The Allalin gabbro is a 2km large block of layered olivine-gabbro and troctolite included in the Zermatt-Saas ophiolite of the Western Alps. Comprehensive texture, mineral and rock composition data together with a thermodynamic analysis of the complex phase associations permit a detailed reconstruction of the igneous and metamorphic reaction history recorded by the gabbroic rocks. Based on bulk composition and primary plagioclase-olivine compositions, the Allalin gabbro represents part of a Middle Jurassic underplate of mafic magma intruded at the base of the continental Apulian Plate (Dent Blanche - Sesia Lanzo system).
Granulite facies recrystallization during cooling at ~825°C/1.0GPa involving formation of orthopyroxene-garnet coronas between olivine-plagioclase and replacement of olivine by orthopyroxene-diopside took place during crustal thickening. Eocene subduction of the Tethys oceanic lithosphere under the Apulian Plate detached the gabbro from the base of the continent and incorporated it into the ophiolite. First partial hydration of the gabbro by water derived from epidote amphibolite/blueschist to eclogite facies transformation of Tethys ophiolite is indicated by the formation of chlorite that represents the latest stage of corona mineral assemblage. Increasing pressure in the descending slab had little effect on the gabbro, which still locally contains unaltered igneous olivine, augite and plagioclase and well preserved magmatic textures. With increasing subduction depth an increasing amount of aqueous fluid accessed the gabbro mainly by brittle deformation of plagioclase and facilitated by expansion cracks created by earlier chlorite formation, transformed plagioclase to zoisite-jadeite-kyanite-quartz. When the gabbro reached about 2.5GPa (93km) at ca.610°C, a dramatic hydration process resulting from the breakdown of antigorite in host ophiolite serpentinite converted most of the rocks (>90 vol%) into a fully hydrated eclogite-facies assemblage of omphacite-zoisite-talc-chloritoid±garnet±kyanite-rutile.

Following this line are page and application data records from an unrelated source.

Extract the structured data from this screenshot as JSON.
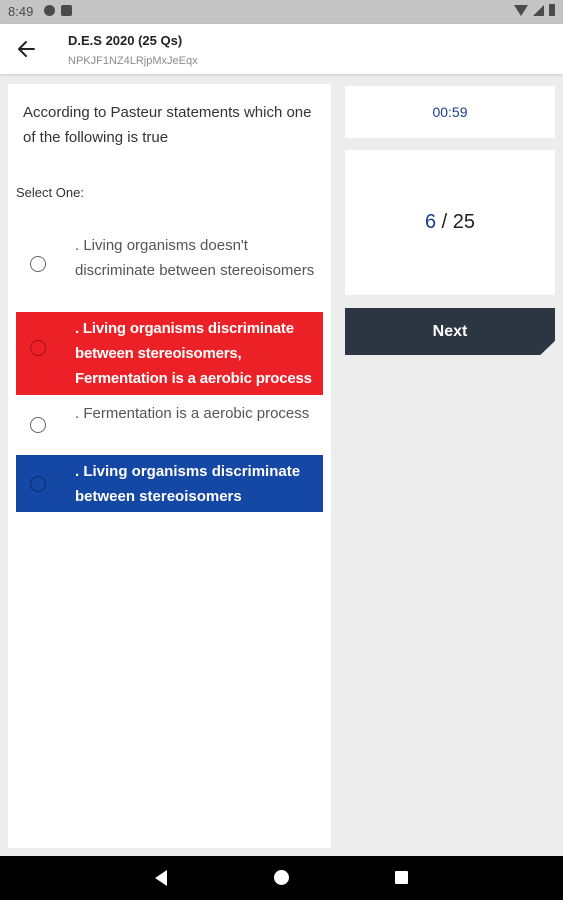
{
  "status_bar": {
    "time": "8:49",
    "left_icons": [
      "data-saver-icon",
      "sd-card-icon"
    ],
    "right_icons": [
      "wifi-icon",
      "signal-icon",
      "battery-icon"
    ]
  },
  "app_bar": {
    "back_icon": "arrow-left-icon",
    "title": "D.E.S 2020 (25 Qs)",
    "subtitle": "NPKJF1NZ4LRjpMxJeEqx"
  },
  "question": {
    "text": "According to Pasteur statements which one of the following is true",
    "select_label": "Select One:",
    "options": [
      {
        "label": ". Living organisms doesn't discriminate between stereoisomers",
        "state": "default"
      },
      {
        "label": ". Living organisms discriminate between stereoisomers, Fermentation is a aerobic process",
        "state": "wrong"
      },
      {
        "label": ". Fermentation is a aerobic process",
        "state": "default"
      },
      {
        "label": ". Living organisms discriminate between stereoisomers",
        "state": "correct"
      }
    ]
  },
  "timer": {
    "value": "00:59"
  },
  "progress": {
    "current": "6",
    "separator": " / ",
    "total": "25"
  },
  "next_button": {
    "label": "Next"
  },
  "colors": {
    "wrong": "#ec2127",
    "correct": "#1547a4",
    "accent": "#1a3e8a",
    "next_button": "#2b3642"
  },
  "nav_bar": {
    "icons": [
      "nav-back-icon",
      "nav-home-icon",
      "nav-recents-icon"
    ]
  }
}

After detachment from the downgoing slab, i.e. along the ascent path, glaucophane, paragonite, and margarite formed as additional hydrates in the eclogite as they became successively stabilised with decreasing pressure during uplift. This last phase of hydration desiccated the metagabbro at a depth of ca. 78km and from then on the rocks were essentially devoid of a free fluid phase. The Allalin gabbro confirms that the fundamental high-pressure transformation of mafic rocks is, gabbro + H2O = eclogite. The overall hydration reaction together with a density increase from 3.1g/cm3 (gabbro) to 3.4g/cm3 (eclogite) shows that the gabbro represented a passive player in the subduction process, requiring externally derived water to hydrate at the return point and an external buoyancy force to ascend with the host ophiolite along the subduction surface.